Documenting the ‘Undocumented’

by Ronalee Carey Law

February 2024


On February 27, 2024, I had the pleasure of supervising law students doing advocacy work with Members of Parliament. The event, called LobbyCon, was organized by the Canadian Association of Refugee Lawyers. This year’s topics included climate migrants and a program to provide permanent status to individuals in Canada who are ‘undocumented.’

We hear of issues with ‘illegal aliens’ in the USA, but in Canada, the problem is under the radar for most. One reason may be that it is hard to know how many people entered Canada irregularly or came to Canada with valid visas but are now without status. The number I have heard most often is that an estimated 500,000 people in Canada do not have valid temporary or permanent status in Canada and survive in the informal economy.

There are a myriad of reasons why people ‘fall out of status’ after arriving in Canada. A missing document from an application to extend a work permit, a breakdown in a marriage leading to the withdrawal of a sponsorship application, being provided bad advice from a shady unlicensed consultant, and not having a safe home to return to are just a few of the reasons that have led people to my office. Often, the only option is an application for permanent residence based on humanitarian and compassionate considerations. However, only 13,500 individuals will obtain permanent status in Canada through the ‘H&C program’ this year, and next year, the program is being cut to 8,000 applicants. IRCC does not publish acceptance rates for this program, but they are declining and could be as low as 30%.

Not having status in Canada puts individuals in a precarious position. A lack of employment rights, no access to health care, and being afraid to call the police for help are just a few problems individuals experience. Some communities in Canada (Ottawa not being one of them) are known as ‘sanctuary cities’ and have policies that permit individuals to receive local services regardless of immigration status.

However, undocumented individuals are a problem for Canadian society, as well. There’s no way to pay your income taxes when you don’t have a SIN, and your employer pays you in cash!

Recognizing the issues caused by a lack of status, in 2021, the Prime Minister, in his mandate letter to then Minister of Immigration Sean Fraser, instructed IRCC to ‘Build on existing pilot programs to explore further ways of regularizing status for undocumented workers who are contributing to Canadian communities.’ The ‘pilot programs’ mentioned include a current program for construction workers in the Toronto area and a pandemic-era program for healthcare workers. The idea has historical precedence; similar programs have been instituted for failed refugee claimants whom the Canadian government decided not to deport (1994-1997), for individuals who had been in Canada for at least five years (1983-1985) and for those who were economically established (1973).

It is currently unknown what type of program the Canadian government will institute. It could be as limited as expanding the construction workers program to other parts of the country or broader. Advocates and academics are weighing in, trying to influence policymakers.

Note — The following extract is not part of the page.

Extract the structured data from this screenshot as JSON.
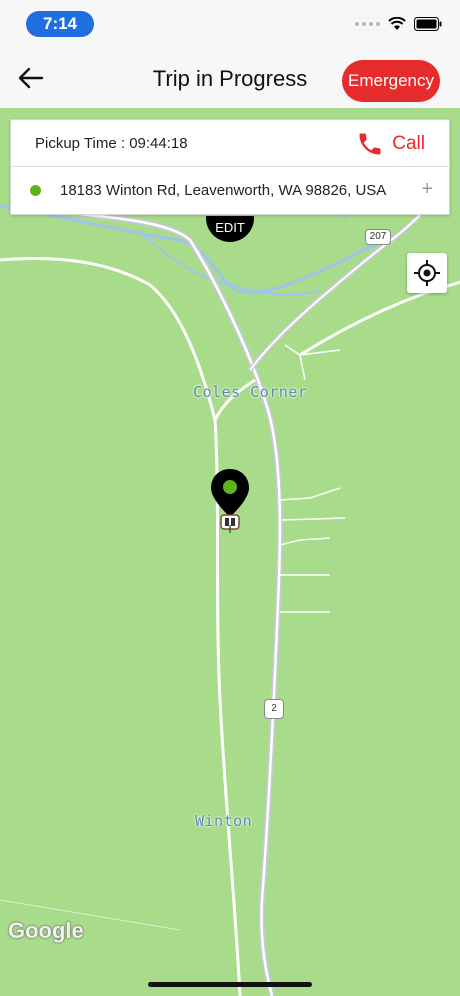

The Members of Parliament my group of students met with (one Conservative and one NPD) told almost identical stories about attending community events where their constituents expressed concerns about newcomers causing a housing shortage and driving up the cost of living. Neither agreed with these views but recognized that ‘selling’ a policy for undocumented workers would be difficult. These individuals are already housed in Canada and contributing to the shadow economy; regularizing their status would not cause a further strain on the housing market and would allow them to participate in the regulated economy. It’s a win–win situation for Canada and the migrants. However, in today’s political climate, we’ll have to see how far the government Liberals are willing to push the Canadian public.